Third, a new or conventional ingredient or bioactive substance can be added to a product on basis of credible indications of a benefit to immunity. In the EU, such an ingredient can be used if it is considered safe and underwent the applicable regulatory scrutiny, for instance as a novel food. In the US, an FDA- or self-affirmed GRAS status may be required prior to marketing. If the new substance is used in the EU in a product that also contains an appropriate amount of one or more of the relevant vitamins or minerals, an immune health claim is allowed. The presence of a new ingredient that is likely to support immune function while proof is not or not yet complete according to EFSA’s criteria can declared on the label, without explicitly stating why it is there. In that way, a new ingredient can ‘piggy-back’ on a recognized immune health claim based on another substance present in the formulation.
In the US, a structure-function claim may be used if scientifically defendable indications of an immune benefit exist. This is allowed even if double-blind, placebo-controlled, randomized studies in human volunteers demonstrating a statistically significant beneficial effect on a biologically relevant, pre-defined outcome parameter, being the ‘gold standard’ proof, are not yet available.

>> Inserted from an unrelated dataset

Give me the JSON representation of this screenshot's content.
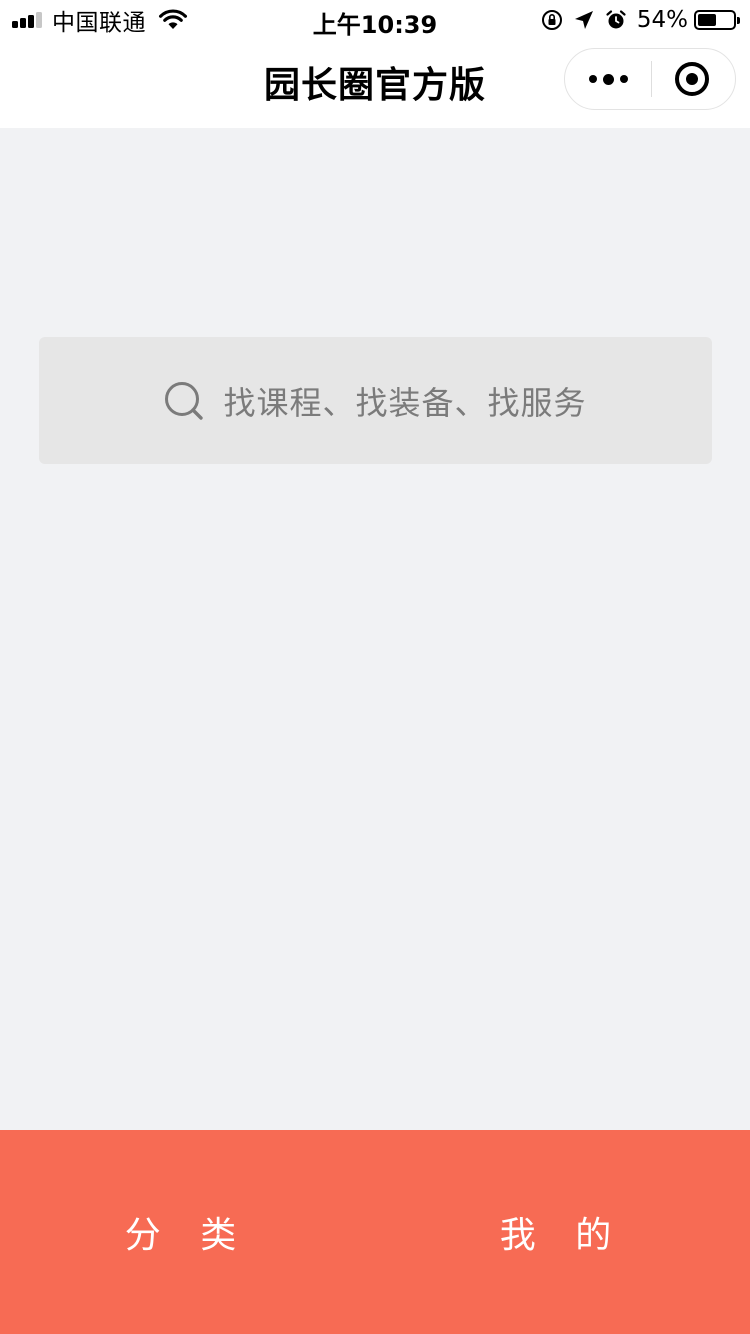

In both the EU and the US, there is some room for communication of benefits other than by means of a health claims on the product packaging, for instance by referring to peer-reviewed scientific publications on a website dedicated to consumers or to health professionals. Another route to consumers is through health professionals who can suggest or subscribe the intake of certain foods, supplements or medical foods.
Biomarkers of cardiovascular and metabolic health like cholesterol or glucose in blood are strongly and consistently affected by specific compounds in the diet. In contrast, it has been very difficult to demonstrate lower rates of respiratory tract infections or enhanced responses to vaccination, which are regarded as the classic, ‘gold standard’ proof of immune benefits. The good news is that new methods in clinical testing are being developed and refined. For instance, homeostasis of the healthy body may be subjected to a challenge test while observing several markers for health, metabolites and expression of genes. Also, over the next few years, a combination of information technology, molecular biology, mass production of electronic devices and increased demand for personalization may revolutionalize monitoring and demonstrating benefits for wellbeing and health, including immunity. An ever closer interaction between consumers, brand manufacturers and tech companies is expected to generate new opportunities for business growth and for supporting health.
My final recommendation to companies developing or modifying a product aiming at healthy nutrition is to include scientific, regulatory, sustainability and marketing considerations right from the start, and to seek advice from critical sparring partners.